THE TASK ▸ Across the entries, count the lines that include "true" and report only that number.

DATA FOR REVIEW ▸
|---|

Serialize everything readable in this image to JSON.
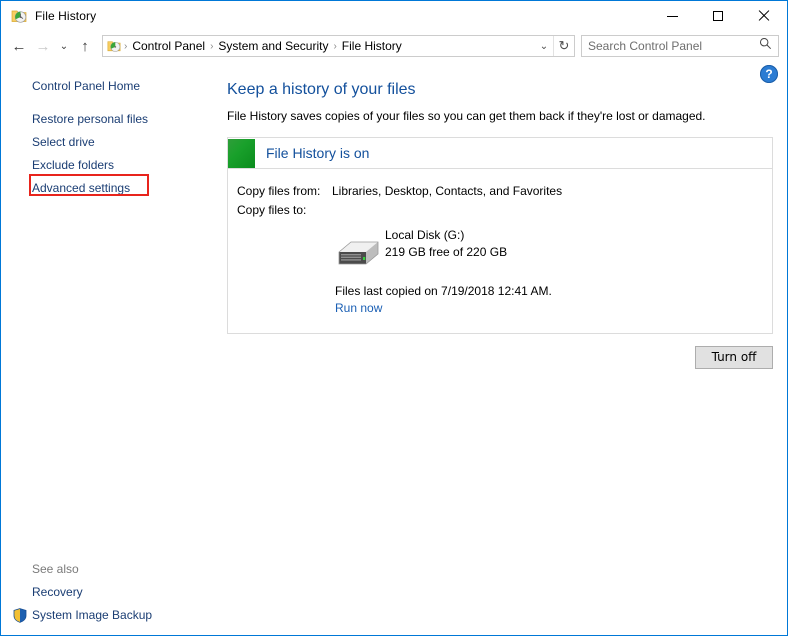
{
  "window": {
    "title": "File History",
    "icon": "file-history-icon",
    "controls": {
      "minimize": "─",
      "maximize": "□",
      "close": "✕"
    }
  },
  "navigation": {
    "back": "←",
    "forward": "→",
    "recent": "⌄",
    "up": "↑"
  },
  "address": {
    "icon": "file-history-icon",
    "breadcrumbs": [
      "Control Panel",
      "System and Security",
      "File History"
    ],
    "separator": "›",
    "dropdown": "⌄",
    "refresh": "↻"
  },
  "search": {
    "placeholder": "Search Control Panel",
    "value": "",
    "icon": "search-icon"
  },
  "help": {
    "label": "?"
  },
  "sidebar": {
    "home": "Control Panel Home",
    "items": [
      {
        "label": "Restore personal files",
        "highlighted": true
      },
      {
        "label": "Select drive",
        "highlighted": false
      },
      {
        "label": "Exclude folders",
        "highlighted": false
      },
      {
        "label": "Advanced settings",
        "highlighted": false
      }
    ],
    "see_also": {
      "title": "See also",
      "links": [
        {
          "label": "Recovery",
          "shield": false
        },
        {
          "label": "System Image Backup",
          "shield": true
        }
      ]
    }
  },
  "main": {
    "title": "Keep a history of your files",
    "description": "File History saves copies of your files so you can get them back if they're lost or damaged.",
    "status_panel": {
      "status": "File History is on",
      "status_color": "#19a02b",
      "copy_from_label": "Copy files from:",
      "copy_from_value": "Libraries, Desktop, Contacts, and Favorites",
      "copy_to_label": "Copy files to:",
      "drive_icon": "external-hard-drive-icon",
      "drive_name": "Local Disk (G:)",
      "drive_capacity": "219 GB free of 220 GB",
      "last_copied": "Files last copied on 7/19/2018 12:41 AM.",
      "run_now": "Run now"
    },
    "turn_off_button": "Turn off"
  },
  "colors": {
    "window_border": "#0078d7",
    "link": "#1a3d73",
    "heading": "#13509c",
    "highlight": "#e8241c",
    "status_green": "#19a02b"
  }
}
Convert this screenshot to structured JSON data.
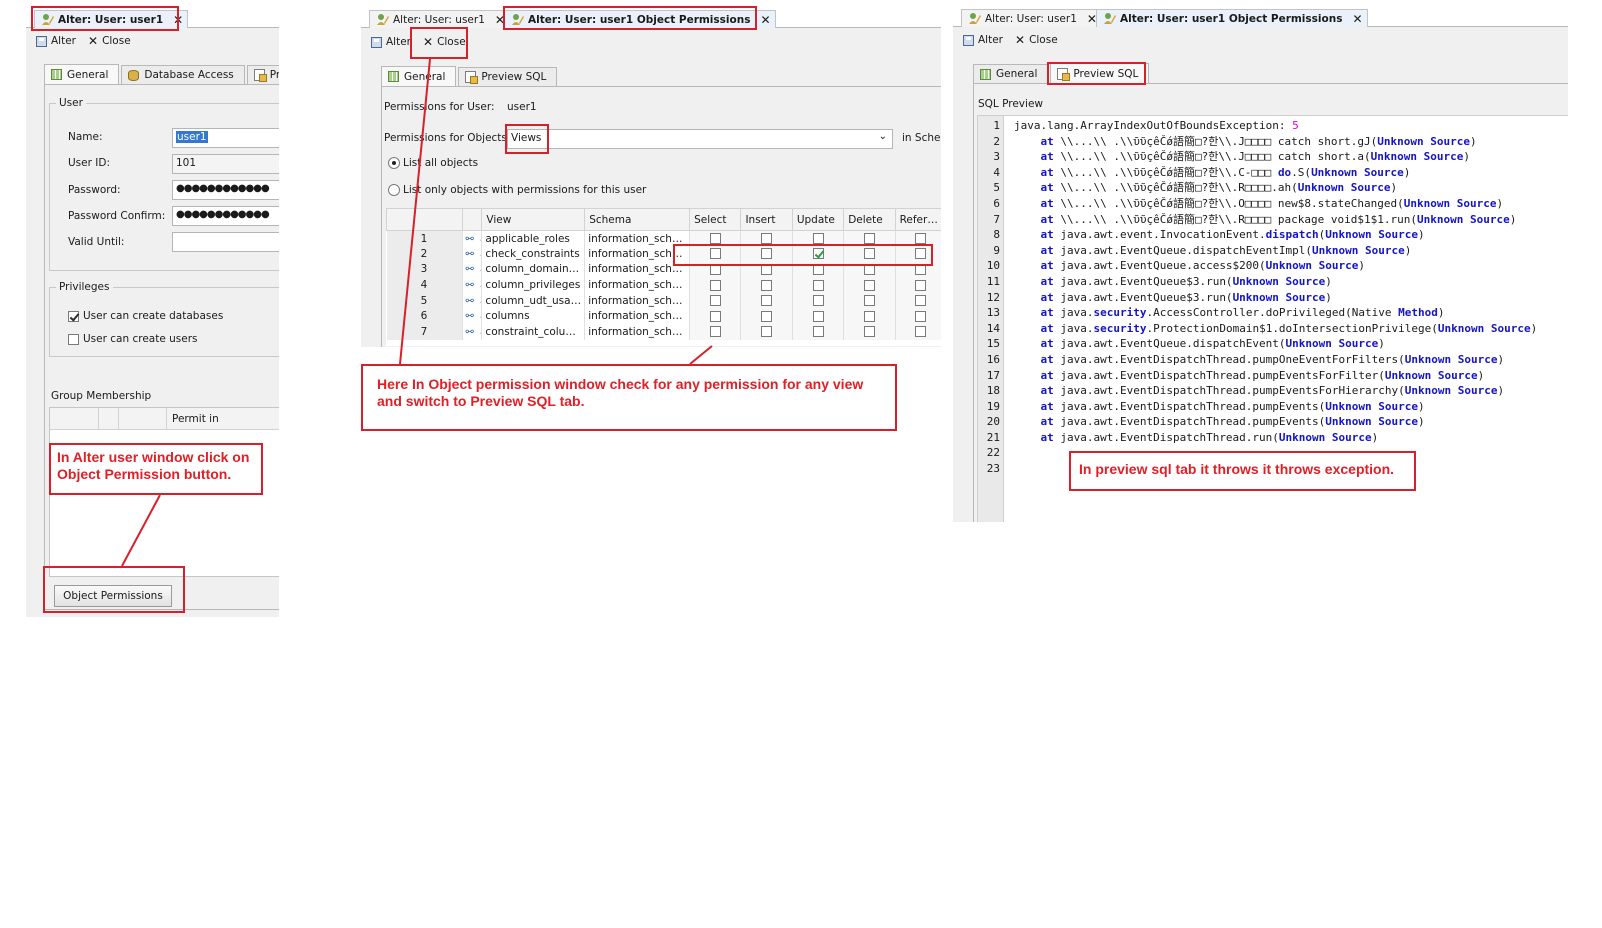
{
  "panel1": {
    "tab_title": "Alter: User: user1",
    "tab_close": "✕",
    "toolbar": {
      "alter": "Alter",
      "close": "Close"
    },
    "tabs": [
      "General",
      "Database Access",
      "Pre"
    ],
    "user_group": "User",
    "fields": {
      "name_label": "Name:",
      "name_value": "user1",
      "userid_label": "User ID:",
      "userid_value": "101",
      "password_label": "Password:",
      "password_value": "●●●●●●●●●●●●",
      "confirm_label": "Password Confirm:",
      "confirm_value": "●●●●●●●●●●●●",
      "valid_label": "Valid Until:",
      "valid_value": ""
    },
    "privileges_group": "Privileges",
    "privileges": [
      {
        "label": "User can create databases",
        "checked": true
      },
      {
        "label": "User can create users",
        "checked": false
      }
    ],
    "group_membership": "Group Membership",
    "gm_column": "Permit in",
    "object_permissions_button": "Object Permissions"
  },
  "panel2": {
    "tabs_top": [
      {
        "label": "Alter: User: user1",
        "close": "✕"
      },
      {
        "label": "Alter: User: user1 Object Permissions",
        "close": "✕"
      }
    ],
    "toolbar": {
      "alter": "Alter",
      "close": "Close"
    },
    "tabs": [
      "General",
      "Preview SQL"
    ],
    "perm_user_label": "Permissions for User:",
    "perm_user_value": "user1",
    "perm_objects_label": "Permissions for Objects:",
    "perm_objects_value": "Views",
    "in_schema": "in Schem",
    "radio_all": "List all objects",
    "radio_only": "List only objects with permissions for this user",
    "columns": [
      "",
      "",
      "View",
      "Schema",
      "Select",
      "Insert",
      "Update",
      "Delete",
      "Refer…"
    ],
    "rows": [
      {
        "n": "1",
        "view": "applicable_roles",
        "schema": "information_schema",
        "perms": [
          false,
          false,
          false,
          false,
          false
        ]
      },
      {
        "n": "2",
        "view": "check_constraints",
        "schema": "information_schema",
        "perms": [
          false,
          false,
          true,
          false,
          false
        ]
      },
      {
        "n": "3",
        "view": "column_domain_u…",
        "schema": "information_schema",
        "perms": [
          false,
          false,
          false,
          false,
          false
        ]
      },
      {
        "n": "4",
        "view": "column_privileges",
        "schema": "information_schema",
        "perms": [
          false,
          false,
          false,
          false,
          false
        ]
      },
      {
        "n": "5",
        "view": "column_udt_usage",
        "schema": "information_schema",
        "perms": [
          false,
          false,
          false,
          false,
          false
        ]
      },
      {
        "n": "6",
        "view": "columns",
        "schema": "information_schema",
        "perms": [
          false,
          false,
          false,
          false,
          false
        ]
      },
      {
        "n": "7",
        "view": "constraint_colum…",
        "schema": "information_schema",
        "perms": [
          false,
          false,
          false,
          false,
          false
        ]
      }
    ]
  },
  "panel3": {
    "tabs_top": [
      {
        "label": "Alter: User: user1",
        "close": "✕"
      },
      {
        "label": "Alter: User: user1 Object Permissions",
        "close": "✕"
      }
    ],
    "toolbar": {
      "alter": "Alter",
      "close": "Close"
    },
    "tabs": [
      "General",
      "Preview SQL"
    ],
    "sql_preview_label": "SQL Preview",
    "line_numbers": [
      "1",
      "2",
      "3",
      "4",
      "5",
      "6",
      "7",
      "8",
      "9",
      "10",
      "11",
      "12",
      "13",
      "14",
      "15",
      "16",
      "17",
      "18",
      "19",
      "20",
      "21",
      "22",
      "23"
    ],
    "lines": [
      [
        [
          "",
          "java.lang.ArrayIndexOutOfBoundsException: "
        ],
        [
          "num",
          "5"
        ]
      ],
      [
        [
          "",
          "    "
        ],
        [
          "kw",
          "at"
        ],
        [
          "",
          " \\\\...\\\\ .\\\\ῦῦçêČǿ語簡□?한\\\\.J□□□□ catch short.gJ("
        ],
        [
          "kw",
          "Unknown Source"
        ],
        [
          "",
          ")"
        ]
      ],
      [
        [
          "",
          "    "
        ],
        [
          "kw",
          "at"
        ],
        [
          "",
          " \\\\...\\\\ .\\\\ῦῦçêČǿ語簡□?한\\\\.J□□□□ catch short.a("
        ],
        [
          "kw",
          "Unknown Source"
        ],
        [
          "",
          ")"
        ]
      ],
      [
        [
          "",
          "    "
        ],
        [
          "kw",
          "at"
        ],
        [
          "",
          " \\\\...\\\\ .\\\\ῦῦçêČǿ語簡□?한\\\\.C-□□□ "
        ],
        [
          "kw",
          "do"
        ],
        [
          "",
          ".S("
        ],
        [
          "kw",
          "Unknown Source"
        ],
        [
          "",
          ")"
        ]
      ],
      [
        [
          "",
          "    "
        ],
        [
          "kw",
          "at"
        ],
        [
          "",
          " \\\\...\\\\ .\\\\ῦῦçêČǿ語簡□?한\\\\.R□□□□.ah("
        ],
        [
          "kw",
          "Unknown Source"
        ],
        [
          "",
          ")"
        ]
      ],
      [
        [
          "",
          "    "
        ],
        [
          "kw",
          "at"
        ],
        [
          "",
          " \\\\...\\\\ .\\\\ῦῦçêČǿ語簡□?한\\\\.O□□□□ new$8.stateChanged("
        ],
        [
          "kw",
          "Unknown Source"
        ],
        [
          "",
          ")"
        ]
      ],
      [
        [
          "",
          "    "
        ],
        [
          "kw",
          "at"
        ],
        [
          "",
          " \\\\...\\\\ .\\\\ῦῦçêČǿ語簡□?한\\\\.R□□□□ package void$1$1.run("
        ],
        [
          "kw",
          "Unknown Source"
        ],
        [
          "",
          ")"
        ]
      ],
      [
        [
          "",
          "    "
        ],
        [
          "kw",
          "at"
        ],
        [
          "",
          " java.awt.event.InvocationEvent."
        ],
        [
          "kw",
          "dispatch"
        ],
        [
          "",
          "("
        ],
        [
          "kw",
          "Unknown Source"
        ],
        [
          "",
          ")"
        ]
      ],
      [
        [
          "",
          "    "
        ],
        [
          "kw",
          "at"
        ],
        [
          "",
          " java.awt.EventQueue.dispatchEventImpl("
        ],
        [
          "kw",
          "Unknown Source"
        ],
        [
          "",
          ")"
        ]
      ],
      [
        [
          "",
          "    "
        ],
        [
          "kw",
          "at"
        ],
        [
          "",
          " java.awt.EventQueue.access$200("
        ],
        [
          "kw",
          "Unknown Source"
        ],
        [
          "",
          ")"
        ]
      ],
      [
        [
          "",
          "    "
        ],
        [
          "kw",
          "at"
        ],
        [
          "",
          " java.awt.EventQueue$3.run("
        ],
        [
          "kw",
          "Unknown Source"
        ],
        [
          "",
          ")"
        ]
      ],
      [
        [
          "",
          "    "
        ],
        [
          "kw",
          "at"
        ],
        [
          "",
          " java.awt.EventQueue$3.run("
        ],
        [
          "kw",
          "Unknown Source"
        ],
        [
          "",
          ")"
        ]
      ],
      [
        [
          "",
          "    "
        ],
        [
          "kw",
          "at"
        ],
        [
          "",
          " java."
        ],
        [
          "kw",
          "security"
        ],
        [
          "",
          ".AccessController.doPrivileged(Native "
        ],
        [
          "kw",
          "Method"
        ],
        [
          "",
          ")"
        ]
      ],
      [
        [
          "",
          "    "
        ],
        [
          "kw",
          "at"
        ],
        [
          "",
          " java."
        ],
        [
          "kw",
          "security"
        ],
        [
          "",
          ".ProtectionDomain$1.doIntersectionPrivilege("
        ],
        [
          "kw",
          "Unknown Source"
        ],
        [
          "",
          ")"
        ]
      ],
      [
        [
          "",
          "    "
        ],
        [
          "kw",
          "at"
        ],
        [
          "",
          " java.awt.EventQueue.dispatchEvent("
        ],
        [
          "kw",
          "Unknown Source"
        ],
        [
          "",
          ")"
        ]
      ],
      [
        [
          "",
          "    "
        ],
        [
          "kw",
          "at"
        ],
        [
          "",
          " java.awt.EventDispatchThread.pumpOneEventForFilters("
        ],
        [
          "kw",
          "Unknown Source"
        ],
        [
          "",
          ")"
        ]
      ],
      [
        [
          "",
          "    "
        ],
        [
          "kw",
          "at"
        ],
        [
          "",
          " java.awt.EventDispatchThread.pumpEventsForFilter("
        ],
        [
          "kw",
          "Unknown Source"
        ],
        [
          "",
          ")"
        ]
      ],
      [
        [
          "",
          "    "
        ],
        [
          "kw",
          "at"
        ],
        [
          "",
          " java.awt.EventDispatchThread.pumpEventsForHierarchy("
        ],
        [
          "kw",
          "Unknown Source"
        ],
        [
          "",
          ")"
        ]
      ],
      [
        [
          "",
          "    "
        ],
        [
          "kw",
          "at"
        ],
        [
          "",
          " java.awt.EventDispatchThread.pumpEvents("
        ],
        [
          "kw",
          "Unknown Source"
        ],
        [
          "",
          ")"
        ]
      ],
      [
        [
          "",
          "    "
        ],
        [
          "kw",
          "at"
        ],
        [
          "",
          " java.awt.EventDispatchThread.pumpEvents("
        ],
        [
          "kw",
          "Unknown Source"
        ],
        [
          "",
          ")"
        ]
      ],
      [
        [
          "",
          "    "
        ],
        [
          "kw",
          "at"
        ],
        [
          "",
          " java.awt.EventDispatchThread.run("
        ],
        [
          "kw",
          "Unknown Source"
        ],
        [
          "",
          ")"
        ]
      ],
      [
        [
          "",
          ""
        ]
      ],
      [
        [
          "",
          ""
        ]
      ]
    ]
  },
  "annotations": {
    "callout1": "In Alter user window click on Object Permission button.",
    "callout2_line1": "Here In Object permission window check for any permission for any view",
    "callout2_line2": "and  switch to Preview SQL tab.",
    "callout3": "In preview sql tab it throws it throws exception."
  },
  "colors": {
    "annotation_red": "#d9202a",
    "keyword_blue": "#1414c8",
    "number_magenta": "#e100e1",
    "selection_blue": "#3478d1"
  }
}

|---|

RESULT OF THIS EXERCISE ▸ 4